NAS (Network Attached Storage) devices are rapidly gaining popularity, particularly amongst SMEs, as a cost-effective, scalable way to meet the data storage needs of an organisation. NAS offers many attractive benefits, including faster data access and relatively low administration costs. The technology is fairly simple and robust, and replaces more complex systems of fileservers that require considerably greater onsite technical expertise to manage properly.
Robert Winter, chief engineer, Kroll Ontrack Data Recovery
So it’s little surprise that the NAS market is growing quickly. Many manufacturers have entered the market, each with its own proprietary file system for managing the data stored – and this is where the hidden danger lies, as non-standard file systems unique to the manufacturer are more costly and time-consuming to recover from in emergency situations.
In addition, a global study by Kroll Ontrack found that 40 percent of respondents identified human error as the most common cause of data loss, so it is important that employees understand best practices when it comes to the safe storage of company data on NAS. One of the key selling points of NAS is that it doesn’t need an on-site storage specialist, but as a consequence, errors can arise due to a lack of expertise or experience. Managing the data volumes would normally be the responsibility of a data storage specialist who fully understands the requirements for maintaining a NAS virtualised environment.

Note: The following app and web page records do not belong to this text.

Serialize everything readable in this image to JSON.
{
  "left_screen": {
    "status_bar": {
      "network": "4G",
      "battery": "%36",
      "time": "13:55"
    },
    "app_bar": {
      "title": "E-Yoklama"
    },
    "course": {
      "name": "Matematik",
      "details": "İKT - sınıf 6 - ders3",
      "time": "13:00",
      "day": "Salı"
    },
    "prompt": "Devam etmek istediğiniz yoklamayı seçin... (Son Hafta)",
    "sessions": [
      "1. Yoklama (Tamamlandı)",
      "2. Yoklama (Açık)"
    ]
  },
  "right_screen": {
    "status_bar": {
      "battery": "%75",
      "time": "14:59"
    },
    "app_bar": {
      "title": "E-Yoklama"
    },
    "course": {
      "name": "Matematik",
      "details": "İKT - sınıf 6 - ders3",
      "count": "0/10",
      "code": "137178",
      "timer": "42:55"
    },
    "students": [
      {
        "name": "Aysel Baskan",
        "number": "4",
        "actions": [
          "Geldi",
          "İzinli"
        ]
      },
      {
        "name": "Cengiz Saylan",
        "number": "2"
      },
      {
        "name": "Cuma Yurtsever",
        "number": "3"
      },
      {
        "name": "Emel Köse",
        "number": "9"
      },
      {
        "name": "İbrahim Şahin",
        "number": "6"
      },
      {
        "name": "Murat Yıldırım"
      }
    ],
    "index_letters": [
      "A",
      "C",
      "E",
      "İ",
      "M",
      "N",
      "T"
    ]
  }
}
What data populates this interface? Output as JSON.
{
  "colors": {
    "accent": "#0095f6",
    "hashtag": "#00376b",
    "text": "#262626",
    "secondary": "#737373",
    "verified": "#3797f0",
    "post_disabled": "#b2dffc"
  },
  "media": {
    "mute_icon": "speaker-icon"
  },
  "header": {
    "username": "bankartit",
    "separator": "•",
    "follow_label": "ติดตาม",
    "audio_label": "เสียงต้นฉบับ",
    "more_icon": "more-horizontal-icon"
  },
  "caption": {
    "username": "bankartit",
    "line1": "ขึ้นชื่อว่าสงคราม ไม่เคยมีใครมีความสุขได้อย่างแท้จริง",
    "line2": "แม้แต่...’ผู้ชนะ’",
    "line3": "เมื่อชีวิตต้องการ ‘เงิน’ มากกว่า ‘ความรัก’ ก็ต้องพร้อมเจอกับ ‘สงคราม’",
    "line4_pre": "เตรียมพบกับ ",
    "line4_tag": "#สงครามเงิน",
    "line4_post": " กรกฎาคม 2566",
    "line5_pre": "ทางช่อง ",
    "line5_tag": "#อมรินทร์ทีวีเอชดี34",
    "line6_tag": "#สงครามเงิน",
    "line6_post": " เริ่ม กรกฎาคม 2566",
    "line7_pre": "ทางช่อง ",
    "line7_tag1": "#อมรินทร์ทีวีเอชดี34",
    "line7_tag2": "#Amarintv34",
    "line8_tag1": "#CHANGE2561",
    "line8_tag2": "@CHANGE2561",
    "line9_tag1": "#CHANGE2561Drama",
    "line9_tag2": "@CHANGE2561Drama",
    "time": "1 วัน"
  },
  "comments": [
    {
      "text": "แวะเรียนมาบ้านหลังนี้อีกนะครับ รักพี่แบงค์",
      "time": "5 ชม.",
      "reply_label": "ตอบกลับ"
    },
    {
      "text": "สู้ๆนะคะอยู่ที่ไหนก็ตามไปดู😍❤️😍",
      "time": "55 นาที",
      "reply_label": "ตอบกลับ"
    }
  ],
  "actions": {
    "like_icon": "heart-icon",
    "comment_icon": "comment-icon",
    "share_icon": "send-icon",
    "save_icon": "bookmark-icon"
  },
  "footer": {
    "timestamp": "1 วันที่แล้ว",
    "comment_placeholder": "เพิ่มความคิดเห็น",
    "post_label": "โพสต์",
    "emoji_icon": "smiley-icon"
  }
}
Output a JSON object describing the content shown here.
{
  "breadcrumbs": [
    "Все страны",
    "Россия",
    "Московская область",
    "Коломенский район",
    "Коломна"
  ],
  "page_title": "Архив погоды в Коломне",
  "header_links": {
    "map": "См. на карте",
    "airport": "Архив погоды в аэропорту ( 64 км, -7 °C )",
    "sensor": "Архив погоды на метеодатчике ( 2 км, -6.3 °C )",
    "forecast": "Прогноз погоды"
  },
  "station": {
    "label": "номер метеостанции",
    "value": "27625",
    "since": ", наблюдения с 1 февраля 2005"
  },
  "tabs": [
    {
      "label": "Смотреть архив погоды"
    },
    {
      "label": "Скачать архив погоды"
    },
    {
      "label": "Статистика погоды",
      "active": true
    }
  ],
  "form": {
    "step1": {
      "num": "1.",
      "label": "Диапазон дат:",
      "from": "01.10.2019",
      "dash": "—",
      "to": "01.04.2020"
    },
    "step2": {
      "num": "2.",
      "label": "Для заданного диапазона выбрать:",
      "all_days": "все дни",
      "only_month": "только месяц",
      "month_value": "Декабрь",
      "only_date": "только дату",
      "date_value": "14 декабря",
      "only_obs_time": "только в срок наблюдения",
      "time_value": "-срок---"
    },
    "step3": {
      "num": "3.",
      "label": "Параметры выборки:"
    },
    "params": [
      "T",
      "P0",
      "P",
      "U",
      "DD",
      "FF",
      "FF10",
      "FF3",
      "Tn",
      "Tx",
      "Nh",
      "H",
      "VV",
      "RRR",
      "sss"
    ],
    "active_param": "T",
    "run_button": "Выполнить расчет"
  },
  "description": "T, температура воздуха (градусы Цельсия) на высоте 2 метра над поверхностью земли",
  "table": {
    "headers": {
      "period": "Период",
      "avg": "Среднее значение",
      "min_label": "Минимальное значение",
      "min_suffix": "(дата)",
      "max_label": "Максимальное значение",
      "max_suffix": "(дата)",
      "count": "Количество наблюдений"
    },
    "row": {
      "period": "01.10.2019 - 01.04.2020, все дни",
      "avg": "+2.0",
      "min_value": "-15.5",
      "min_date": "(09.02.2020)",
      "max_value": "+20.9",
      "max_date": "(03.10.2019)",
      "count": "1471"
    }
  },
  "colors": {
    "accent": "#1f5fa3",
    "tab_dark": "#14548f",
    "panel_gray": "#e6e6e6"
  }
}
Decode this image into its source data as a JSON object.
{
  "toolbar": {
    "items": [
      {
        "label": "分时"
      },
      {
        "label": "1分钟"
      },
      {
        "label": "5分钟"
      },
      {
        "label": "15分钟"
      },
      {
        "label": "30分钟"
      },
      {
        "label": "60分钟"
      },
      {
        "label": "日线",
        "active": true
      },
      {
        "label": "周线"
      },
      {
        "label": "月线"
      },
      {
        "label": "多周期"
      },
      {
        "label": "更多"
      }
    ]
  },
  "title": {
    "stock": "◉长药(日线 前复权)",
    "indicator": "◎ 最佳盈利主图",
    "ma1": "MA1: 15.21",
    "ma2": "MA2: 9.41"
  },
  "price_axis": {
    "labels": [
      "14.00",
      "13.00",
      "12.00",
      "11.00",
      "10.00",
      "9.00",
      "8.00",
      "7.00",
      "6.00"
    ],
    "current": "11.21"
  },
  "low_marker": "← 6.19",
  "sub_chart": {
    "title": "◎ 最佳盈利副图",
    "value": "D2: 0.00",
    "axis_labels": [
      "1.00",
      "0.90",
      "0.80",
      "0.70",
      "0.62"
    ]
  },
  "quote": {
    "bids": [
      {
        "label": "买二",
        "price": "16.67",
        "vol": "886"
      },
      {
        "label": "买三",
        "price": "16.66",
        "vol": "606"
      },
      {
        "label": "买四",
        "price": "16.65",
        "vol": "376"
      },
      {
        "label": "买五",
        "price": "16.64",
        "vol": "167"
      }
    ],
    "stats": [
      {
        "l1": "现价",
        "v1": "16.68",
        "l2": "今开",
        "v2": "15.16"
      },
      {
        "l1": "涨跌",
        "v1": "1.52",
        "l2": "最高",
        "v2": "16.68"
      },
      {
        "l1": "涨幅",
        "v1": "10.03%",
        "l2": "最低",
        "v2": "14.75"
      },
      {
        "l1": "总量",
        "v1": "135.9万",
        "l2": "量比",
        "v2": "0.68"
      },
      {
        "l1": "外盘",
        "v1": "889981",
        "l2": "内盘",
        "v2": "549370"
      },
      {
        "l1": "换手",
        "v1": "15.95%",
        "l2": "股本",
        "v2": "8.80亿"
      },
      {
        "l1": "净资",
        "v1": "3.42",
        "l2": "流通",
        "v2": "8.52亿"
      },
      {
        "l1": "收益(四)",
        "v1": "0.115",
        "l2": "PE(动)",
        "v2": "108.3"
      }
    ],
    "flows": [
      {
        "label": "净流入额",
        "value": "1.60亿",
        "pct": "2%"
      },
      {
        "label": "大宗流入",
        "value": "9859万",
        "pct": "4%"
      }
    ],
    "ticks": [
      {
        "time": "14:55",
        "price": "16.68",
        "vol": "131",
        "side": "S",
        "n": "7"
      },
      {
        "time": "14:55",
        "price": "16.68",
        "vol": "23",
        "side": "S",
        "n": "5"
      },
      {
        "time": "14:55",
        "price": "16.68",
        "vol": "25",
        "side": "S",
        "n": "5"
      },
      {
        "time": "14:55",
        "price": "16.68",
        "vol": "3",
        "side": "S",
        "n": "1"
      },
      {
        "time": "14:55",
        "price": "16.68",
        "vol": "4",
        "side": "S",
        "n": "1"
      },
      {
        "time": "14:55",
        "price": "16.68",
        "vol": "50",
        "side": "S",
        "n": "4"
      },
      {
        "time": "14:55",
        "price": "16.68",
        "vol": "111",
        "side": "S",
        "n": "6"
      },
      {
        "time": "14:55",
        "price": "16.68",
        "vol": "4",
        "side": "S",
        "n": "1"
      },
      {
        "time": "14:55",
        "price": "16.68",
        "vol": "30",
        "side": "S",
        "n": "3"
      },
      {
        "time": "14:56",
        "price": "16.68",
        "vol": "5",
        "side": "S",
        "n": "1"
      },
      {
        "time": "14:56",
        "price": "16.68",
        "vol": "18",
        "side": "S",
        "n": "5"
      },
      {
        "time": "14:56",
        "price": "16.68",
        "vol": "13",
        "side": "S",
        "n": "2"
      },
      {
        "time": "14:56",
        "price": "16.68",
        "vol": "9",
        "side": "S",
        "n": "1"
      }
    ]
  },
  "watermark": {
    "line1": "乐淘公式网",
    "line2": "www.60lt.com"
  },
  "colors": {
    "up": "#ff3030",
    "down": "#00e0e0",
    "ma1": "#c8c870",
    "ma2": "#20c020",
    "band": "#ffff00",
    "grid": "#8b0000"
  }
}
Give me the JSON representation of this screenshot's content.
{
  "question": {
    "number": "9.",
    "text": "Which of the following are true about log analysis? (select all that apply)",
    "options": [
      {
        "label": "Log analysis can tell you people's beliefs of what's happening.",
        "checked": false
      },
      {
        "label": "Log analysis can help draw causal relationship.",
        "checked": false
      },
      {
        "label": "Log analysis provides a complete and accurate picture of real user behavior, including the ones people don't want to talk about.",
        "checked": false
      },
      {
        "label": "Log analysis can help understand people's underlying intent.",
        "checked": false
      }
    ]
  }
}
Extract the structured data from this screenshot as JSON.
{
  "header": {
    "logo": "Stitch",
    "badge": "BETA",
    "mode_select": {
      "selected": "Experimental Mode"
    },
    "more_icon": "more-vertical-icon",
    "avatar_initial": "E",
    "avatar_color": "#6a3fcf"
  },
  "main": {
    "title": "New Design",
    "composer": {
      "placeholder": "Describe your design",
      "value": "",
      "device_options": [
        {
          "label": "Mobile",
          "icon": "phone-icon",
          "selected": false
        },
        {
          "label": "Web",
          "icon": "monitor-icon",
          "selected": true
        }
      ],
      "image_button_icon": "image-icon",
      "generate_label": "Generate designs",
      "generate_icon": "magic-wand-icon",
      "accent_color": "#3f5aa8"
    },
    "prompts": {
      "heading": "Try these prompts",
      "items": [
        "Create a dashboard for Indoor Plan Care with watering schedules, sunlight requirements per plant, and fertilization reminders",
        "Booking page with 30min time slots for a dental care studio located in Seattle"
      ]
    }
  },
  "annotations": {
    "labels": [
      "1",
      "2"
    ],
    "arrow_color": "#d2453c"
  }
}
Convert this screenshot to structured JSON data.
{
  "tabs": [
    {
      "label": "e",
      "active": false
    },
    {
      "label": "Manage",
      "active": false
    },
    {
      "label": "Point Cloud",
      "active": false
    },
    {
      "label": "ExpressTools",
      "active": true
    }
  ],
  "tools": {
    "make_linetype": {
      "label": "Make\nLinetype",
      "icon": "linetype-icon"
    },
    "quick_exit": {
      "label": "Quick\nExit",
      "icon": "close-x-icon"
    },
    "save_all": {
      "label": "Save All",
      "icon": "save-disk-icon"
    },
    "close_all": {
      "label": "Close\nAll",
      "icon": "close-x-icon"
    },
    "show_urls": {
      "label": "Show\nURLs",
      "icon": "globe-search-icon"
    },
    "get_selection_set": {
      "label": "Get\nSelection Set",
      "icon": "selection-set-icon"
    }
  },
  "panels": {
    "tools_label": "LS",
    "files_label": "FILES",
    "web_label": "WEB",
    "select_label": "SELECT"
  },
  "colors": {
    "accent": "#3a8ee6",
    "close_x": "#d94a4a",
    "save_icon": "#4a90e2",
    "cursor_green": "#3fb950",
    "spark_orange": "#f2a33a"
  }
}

In my experience, I have seen mistakes made relating to the management of the data volumes and virtual disks on the NAS devices. The most common cause involves the deletion or accidental formatting of virtual disks, which is complicated by the absence of valid back-ups.
Also, the value of data tends to be comparatively much higher on NAS than on workstations or mobile devices, especially when organisations virtualise their critical applications on NAS hardware. It’s therefore important to appreciate that if and when data loss occurs from NAS, it’s not always a simple job to recover it.
Unfortunately, many people are unaware of this risk until the worst happens, and precious data becomes irretrievable, resulting in damage to the business. Therefore, it is important that organisations using NAS plan for the safe and secure storage of their data and include data recovery in their disaster planning.
So why exactly is it difficult to recover from NAS?
- Proprietary file systems mean there is no ‘quick’ fix. Bespoke recovery techniques, often involving reverse-engineering the file-system, are often required for each manufacturer’s product in order to recover the data.
- The ease-of-use and scalability of NAS mean that it is often more cost effective in the short term to bolt on additional storage rather than managing data properly, where it would be integrated effectively and securely with the existing network. The long-term trade-off is that in any data recovery situation, restoring large volumes of data increases recovery time.
- The new proprietary file systems found in NAS are less established and therefore less stable and reliable, potentially causing more data loss than established file systems.
- People are often backing up data using ‘tried and tested’ methods that do not work well with virtualised environments, meaning that restoration of lost data from backups may either be impossible or unacceptably slow.
NAS clearly has some excellent benefits and as a result is claiming a growing share of the storage market. NAS’s flexibility and price will ensure it continues to be a popular storage method for many businesses. Importantly, it doesn’t have to be problematic if you take the appropriate safeguards and handle the technology correctly.
Don’t bury your head in the sand by failing to adapt data management practices to the specifications of NAS technology or the value of the data it is storing.